Further, you can greatly minimize venison’s potential gamey flavor and chewy texture. Here, instead of eating plain venison, the deer meat is cooked for a good amount of time with vegetables, herbs, broth, and red wine. This leads to a tender stew with layers of different flavors that all come together.
Is Venison Healthy?
Yes. Venison is generally considered very healthy and more sustainable with a lower carbon footprint than beef.
According to the Cleveland Clinic’s article on deer meat: “Venison’s health benefits are many. For starters, it’s one of the leanest, heart-healthiest meats available — low in fat, high in protein and packed with zinc, [heme] iron, and vitamin B.”
Can I Substitute Venison With Beef in This Ground Venison Recipe?
Yes and yes! Because it has enough similarities, you can substitute ground venison with lean ground beef (choose 90 percent lean).
In terms of other substitutions for this ground venison stew recipe:
- Feel free to swap out red wine for white, or eliminate it entirely (though it’s better with wine)
- You can use beef stock instead of chicken stock
How to Make This Ground Venison Stew Recipe: Step by Step
- Generously salt the ground venison.
- Heat a 3-quart pot with oil over medium heat. Add the beef. Break it into large chunks and let it brown on both sides. Remove the meat onto a plate. It does not have to be cooked through.
- Add the carrots, celery, onion and herbs to the pot and cook, stirring, until the vegetables are slightly softened. Add the garlic and tomato paste. While that’s happening, break the venison meat into small pieces.
- Add the red wine to deglaze the pan, stirring and scraping all the good brown bits. Add the meat back in, plus the stock, salt, pepper, and potatoes.
- Simmer for about 45 minutes to an hour, until thickened into a stew. Taste for seasoning.
Enjoy your hearty and deeply flavorful bowl of venison stew.
Love a good, meaty stew? You’ll also love these warming dinner recipes:
Hearty Ground Venison Stew
- 2 tablespoons olive oil
- 1 pound ground venison
- 5 carrots, peeled and roughly chopped
- 5 stalks celery, peeled and roughly chopped
- 1 large yellow onion, peeled and roughly chopped
- 4 cloves garlic, peeled and minced
- 2 tablespoons tomato paste
- 1 large sprig rosemary, leaves minced (discard the stem)
- 1 large sprig thyme
- 2 bay leaves
- 3/4 cup red wine
- 2 medium Yukon gold potatoes, cut into 1/2" chunks
- 1 quart unsalted chicken or beef stock (I use Swanson's)
- 1 tablespoon kosher salt (I use Diamond Crystal), or to taste
- 12 turns fresh-ground black pepper
- Generously salt the ground venison on both sides and let stand for at least 15 minutes, or refrigerate up to 24 hours.
- Heat a 3-quart pot with olive oil over medium heat. When the oil shimmers, add the venison to the pot. Break the meat into chunks, covering the entire surface of the pot.
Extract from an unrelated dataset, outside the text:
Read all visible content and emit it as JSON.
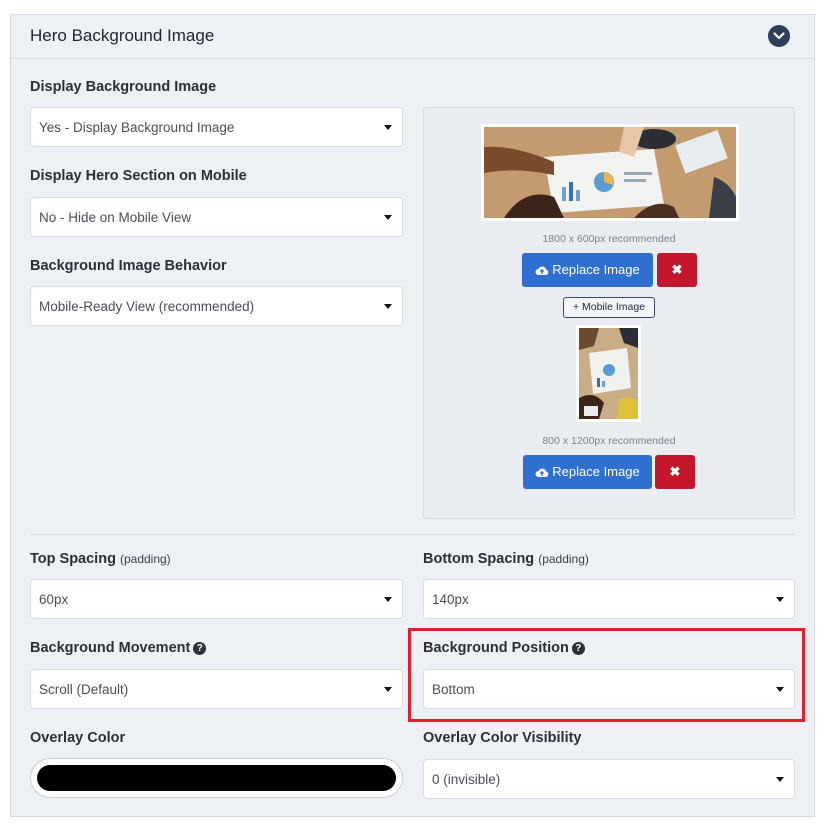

Let the meat brown for about 3 to 4 minutes on each side. The venison does not have to cook all the way through. PRO TIP: Do not stir the venison as it cooks on each side or it will not brown. TIP: Once the meat browns, you can break the chunks into smaller pieces if you'd like, though I like a fairly chunky texture.
- Remove the meat with a large spoon and set aside on a plate. Add the carrots, celery, and onion and cook, stirring occasionally, until slightly softened, about 4 to 5 minutes. Stir in the garlic, tomato paste, and herbs (rosemary, thyme, and bay).
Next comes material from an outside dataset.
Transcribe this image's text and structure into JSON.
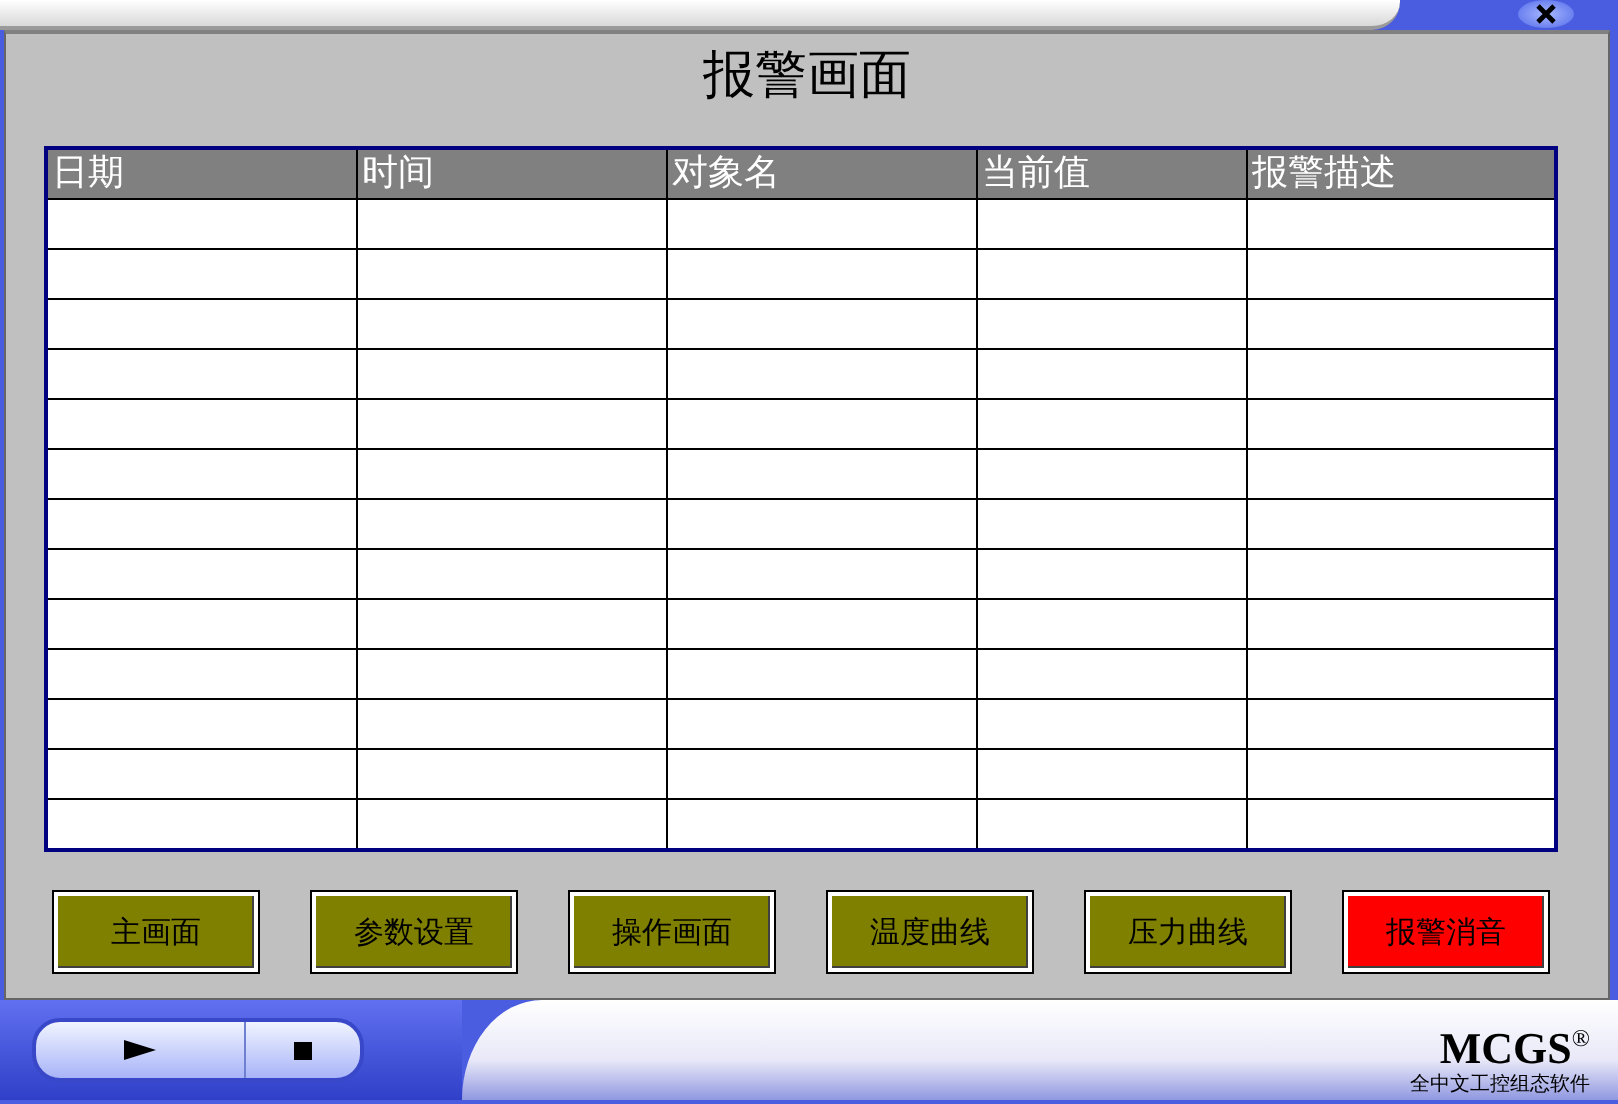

- Add red wine to deglaze the pot, scraping and stirring up all those good browned bits. Add the meat back in, along with the potatoes, stock, and about 2 teaspoons of Kosher salt and the black pepper. Stir. PRO TIP: I use Diamond Crystal Kosher salt, but if you use Morton's, dial the salt back. Morton's has a very high sodium content.
- Bring the stew to a boil, then lower to a gentle simmer and let cook, partially covered, for about an hour. Stir occasionally.
- Fish the thyme sprigs and bay leaves from the pot and give everything a final stir. Taste for seasoning and serve hot, maybe with some good crusty bread and the rest of the red wine.